[Source records]
====

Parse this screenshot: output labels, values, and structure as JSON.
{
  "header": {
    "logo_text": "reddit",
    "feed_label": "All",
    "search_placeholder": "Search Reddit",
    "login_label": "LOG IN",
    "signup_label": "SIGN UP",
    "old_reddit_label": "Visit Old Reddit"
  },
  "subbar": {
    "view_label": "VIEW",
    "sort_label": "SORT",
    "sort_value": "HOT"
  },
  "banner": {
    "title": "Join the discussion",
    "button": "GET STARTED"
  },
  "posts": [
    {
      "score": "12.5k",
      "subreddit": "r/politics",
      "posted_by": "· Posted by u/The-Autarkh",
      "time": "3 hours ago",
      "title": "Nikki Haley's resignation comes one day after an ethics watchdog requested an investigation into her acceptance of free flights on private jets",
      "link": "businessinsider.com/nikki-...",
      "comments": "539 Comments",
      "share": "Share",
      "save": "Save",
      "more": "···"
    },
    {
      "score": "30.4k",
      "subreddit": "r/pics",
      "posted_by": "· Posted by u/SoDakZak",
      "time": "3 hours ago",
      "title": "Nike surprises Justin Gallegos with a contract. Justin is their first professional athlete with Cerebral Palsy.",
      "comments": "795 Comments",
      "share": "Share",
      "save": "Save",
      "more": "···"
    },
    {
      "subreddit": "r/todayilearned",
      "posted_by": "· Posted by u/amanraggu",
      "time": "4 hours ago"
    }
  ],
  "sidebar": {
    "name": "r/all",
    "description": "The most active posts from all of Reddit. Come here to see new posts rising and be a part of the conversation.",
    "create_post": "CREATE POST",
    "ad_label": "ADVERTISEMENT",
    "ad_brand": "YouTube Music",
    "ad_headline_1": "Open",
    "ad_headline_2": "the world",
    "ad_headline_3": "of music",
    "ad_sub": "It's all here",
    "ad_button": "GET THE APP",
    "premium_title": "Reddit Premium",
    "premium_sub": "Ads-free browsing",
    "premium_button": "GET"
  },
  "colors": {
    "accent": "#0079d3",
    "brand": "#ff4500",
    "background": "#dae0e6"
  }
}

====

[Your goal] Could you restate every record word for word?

[Response to the exercise]
Parse this screenshot: output labels, values, and structure as JSON.
{
  "header": {
    "logo_text": "reddit",
    "feed_label": "All",
    "search_placeholder": "Search Reddit",
    "login_label": "LOG IN",
    "signup_label": "SIGN UP",
    "old_reddit_label": "Visit Old Reddit"
  },
  "subbar": {
    "view_label": "VIEW",
    "sort_label": "SORT",
    "sort_value": "HOT"
  },
  "banner": {
    "title": "Join the discussion",
    "button": "GET STARTED"
  },
  "posts": [
    {
      "score": "12.5k",
      "subreddit": "r/politics",
      "posted_by": "· Posted by u/The-Autarkh",
      "time": "3 hours ago",
      "title": "Nikki Haley's resignation comes one day after an ethics watchdog requested an investigation into her acceptance of free flights on private jets",
      "link": "businessinsider.com/nikki-...",
      "comments": "539 Comments",
      "share": "Share",
      "save": "Save",
      "more": "···"
    },
    {
      "score": "30.4k",
      "subreddit": "r/pics",
      "posted_by": "· Posted by u/SoDakZak",
      "time": "3 hours ago",
      "title": "Nike surprises Justin Gallegos with a contract. Justin is their first professional athlete with Cerebral Palsy.",
      "comments": "795 Comments",
      "share": "Share",
      "save": "Save",
      "more": "···"
    },
    {
      "subreddit": "r/todayilearned",
      "posted_by": "· Posted by u/amanraggu",
      "time": "4 hours ago"
    }
  ],
  "sidebar": {
    "name": "r/all",
    "description": "The most active posts from all of Reddit. Come here to see new posts rising and be a part of the conversation.",
    "create_post": "CREATE POST",
    "ad_label": "ADVERTISEMENT",
    "ad_brand": "YouTube Music",
    "ad_headline_1": "Open",
    "ad_headline_2": "the world",
    "ad_headline_3": "of music",
    "ad_sub": "It's all here",
    "ad_button": "GET THE APP",
    "premium_title": "Reddit Premium",
    "premium_sub": "Ads-free browsing",
    "premium_button": "GET"
  },
  "colors": {
    "accent": "#0079d3",
    "brand": "#ff4500",
    "background": "#dae0e6"
  }
}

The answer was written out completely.